Exercise inputs
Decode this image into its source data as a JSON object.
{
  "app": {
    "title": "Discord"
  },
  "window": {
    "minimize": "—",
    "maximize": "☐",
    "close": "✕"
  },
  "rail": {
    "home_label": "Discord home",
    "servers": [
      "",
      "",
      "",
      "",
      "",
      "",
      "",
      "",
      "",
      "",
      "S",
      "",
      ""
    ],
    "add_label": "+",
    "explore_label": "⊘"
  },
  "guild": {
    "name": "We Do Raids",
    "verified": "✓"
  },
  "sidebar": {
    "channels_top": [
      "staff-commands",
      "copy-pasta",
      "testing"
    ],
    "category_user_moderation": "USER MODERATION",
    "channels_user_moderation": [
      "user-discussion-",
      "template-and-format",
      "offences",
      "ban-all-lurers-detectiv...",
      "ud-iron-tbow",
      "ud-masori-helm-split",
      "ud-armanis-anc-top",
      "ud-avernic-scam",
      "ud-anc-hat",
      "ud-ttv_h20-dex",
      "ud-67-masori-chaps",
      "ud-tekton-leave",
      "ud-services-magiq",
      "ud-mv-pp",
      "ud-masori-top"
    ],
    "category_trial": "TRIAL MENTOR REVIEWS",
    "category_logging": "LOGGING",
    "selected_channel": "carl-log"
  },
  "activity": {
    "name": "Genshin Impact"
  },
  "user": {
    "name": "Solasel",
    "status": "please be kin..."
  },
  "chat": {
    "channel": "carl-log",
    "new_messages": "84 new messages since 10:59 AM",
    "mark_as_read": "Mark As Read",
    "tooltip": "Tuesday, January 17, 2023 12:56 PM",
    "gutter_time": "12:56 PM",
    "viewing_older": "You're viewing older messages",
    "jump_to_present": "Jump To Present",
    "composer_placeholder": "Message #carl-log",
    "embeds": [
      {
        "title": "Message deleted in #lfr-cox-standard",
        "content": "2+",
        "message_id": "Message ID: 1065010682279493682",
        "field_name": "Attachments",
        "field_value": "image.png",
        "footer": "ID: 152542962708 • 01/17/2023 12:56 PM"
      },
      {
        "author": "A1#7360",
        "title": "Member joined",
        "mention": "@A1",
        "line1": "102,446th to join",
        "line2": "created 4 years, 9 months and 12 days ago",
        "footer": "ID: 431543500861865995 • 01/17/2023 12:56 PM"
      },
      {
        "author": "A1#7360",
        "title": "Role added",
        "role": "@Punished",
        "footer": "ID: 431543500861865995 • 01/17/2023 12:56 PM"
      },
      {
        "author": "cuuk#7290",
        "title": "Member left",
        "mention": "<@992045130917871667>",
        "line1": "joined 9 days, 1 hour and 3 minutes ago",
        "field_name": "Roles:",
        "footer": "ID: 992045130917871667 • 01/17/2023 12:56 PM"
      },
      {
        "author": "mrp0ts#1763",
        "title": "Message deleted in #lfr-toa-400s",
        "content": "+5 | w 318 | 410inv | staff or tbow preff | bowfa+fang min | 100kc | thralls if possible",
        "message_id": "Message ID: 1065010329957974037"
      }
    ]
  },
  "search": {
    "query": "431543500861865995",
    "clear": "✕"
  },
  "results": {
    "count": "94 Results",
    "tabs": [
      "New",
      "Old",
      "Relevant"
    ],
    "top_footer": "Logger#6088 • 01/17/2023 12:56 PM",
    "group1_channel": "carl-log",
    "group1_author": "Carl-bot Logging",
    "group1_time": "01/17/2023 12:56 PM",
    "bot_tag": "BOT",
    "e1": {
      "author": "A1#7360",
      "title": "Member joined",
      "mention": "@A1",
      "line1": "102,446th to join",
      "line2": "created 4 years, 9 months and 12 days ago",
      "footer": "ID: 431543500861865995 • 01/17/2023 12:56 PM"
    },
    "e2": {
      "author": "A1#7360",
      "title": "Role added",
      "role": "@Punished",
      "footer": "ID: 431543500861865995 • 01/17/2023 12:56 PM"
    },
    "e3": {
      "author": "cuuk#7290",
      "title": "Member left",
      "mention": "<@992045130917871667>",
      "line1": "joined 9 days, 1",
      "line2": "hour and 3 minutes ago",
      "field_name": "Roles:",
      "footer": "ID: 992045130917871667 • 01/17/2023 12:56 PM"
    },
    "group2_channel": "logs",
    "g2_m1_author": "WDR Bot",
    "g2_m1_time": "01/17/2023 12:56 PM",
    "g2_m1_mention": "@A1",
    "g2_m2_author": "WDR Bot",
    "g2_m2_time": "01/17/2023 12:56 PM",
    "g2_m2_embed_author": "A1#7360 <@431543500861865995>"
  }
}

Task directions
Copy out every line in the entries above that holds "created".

Finished exercise
        "line2": "created 4 years, 9 months and 12 days ago",
      "line2": "created 4 years, 9 months and 12 days ago",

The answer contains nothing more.